The commonwealth alleges that the defendant did violate G.L. Chapter 264, section 11, by saying in substance in Lithuanian language, a translation of which in English is as follows:
Here we are organizing Lithuanians among Lithuanians, the Poles among the Polish and the Jews among the Jewish, etc., to overthrow the American Capitalistic Government by a revolution in the same way they did in Russia and establish the same kind of Government that they now have in Russia. Workers are out of employment/they are being persecuted here in America and now is the time to organize.
We don't believe in the ballot. We don't believe in any form of government but the Soviet form and we shall establish the Soviet form of Government here. The red flag shall fly on the capitol in Washington and there will be one on the Lithuanian Hall in Brockton.
By its attorney, (a) Manuel Ruh
(Seal of) A True Copy, Attest:
(Court of) George M. Covett
(Brockton) Clerk of said Court'
The charge of blasphemy was dismissed. But on March 2, 1926, after a trial before the District Court of Brockton, Plymouth County, Massachusetts, the defendant was found guilty of the charge of 'Inciting Overthrow of Government' and fined the sum of $ 100. He appealed from the judgment of conviction to the Superior Court.
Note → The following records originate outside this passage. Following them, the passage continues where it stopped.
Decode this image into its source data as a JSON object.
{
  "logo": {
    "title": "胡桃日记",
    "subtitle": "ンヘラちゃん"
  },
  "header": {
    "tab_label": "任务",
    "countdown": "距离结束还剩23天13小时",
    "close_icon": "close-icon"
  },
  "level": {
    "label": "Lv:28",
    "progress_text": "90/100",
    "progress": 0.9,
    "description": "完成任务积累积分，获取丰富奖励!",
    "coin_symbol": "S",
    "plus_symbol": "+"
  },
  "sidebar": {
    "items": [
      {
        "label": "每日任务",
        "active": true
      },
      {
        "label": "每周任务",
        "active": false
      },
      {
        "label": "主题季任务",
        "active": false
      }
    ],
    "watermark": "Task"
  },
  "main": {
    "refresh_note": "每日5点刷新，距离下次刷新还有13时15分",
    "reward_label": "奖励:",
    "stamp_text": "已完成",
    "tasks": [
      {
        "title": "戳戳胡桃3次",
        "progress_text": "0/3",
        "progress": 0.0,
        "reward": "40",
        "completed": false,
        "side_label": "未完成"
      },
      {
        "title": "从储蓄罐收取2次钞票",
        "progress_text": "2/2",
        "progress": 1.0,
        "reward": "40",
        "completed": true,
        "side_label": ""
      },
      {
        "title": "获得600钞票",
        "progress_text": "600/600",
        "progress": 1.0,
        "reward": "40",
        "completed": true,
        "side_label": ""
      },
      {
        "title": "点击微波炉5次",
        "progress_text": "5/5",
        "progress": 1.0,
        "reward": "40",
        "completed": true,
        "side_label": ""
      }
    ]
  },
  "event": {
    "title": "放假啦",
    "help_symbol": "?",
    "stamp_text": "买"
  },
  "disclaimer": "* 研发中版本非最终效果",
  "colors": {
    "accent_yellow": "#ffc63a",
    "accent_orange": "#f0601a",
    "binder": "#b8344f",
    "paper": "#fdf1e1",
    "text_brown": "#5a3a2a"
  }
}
Before the defendant was admitted to citizenship on April 1, 1927 and had received certificate of ...